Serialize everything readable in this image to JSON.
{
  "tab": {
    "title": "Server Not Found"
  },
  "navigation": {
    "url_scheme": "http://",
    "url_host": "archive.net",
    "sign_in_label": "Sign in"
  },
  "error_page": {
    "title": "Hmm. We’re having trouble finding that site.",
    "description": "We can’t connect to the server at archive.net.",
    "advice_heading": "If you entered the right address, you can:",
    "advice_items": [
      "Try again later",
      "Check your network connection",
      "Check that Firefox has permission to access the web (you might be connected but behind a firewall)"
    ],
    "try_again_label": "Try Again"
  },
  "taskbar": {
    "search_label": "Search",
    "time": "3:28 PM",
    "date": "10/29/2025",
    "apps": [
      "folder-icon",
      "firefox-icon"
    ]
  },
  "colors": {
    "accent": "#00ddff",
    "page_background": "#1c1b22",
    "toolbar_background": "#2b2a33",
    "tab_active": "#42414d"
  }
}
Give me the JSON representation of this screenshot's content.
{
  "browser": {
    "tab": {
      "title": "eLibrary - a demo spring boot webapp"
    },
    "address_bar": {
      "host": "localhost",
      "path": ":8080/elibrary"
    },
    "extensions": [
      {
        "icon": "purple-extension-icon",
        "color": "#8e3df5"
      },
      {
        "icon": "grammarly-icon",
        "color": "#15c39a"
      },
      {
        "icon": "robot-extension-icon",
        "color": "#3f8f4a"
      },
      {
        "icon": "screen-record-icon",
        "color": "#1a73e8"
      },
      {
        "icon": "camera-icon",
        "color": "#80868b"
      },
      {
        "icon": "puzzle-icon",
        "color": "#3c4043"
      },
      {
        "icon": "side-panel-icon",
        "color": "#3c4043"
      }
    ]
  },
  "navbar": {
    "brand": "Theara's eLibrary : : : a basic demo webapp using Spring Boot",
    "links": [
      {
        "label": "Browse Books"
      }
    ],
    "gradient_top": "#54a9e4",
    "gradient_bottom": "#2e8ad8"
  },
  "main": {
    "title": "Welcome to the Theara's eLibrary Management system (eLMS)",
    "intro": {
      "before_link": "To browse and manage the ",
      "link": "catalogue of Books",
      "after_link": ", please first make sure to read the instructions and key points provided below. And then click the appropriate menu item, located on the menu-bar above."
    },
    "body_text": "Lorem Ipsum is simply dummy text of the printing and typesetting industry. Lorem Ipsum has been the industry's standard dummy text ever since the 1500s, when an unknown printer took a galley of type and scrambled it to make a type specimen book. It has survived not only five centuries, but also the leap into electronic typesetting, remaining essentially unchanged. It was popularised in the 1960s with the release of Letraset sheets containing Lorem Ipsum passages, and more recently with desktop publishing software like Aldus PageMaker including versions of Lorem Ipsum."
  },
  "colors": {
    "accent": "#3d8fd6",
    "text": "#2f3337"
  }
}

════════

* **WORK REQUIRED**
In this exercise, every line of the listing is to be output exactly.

* **REPLY TO THE EXERCISE**
Serialize everything readable in this image to JSON.
{
  "tab": {
    "title": "Server Not Found"
  },
  "navigation": {
    "url_scheme": "http://",
    "url_host": "archive.net",
    "sign_in_label": "Sign in"
  },
  "error_page": {
    "title": "Hmm. We’re having trouble finding that site.",
    "description": "We can’t connect to the server at archive.net.",
    "advice_heading": "If you entered the right address, you can:",
    "advice_items": [
      "Try again later",
      "Check your network connection",
      "Check that Firefox has permission to access the web (you might be connected but behind a firewall)"
    ],
    "try_again_label": "Try Again"
  },
  "taskbar": {
    "search_label": "Search",
    "time": "3:28 PM",
    "date": "10/29/2025",
    "apps": [
      "folder-icon",
      "firefox-icon"
    ]
  },
  "colors": {
    "accent": "#00ddff",
    "page_background": "#1c1b22",
    "toolbar_background": "#2b2a33",
    "tab_active": "#42414d"
  }
}
Give me the JSON representation of this screenshot's content.
{
  "browser": {
    "tab": {
      "title": "eLibrary - a demo spring boot webapp"
    },
    "address_bar": {
      "host": "localhost",
      "path": ":8080/elibrary"
    },
    "extensions": [
      {
        "icon": "purple-extension-icon",
        "color": "#8e3df5"
      },
      {
        "icon": "grammarly-icon",
        "color": "#15c39a"
      },
      {
        "icon": "robot-extension-icon",
        "color": "#3f8f4a"
      },
      {
        "icon": "screen-record-icon",
        "color": "#1a73e8"
      },
      {
        "icon": "camera-icon",
        "color": "#80868b"
      },
      {
        "icon": "puzzle-icon",
        "color": "#3c4043"
      },
      {
        "icon": "side-panel-icon",
        "color": "#3c4043"
      }
    ]
  },
  "navbar": {
    "brand": "Theara's eLibrary : : : a basic demo webapp using Spring Boot",
    "links": [
      {
        "label": "Browse Books"
      }
    ],
    "gradient_top": "#54a9e4",
    "gradient_bottom": "#2e8ad8"
  },
  "main": {
    "title": "Welcome to the Theara's eLibrary Management system (eLMS)",
    "intro": {
      "before_link": "To browse and manage the ",
      "link": "catalogue of Books",
      "after_link": ", please first make sure to read the instructions and key points provided below. And then click the appropriate menu item, located on the menu-bar above."
    },
    "body_text": "Lorem Ipsum is simply dummy text of the printing and typesetting industry. Lorem Ipsum has been the industry's standard dummy text ever since the 1500s, when an unknown printer took a galley of type and scrambled it to make a type specimen book. It has survived not only five centuries, but also the leap into electronic typesetting, remaining essentially unchanged. It was popularised in the 1960s with the release of Letraset sheets containing Lorem Ipsum passages, and more recently with desktop publishing software like Aldus PageMaker including versions of Lorem Ipsum."
  },
  "colors": {
    "accent": "#3d8fd6",
    "text": "#2f3337"
  }
}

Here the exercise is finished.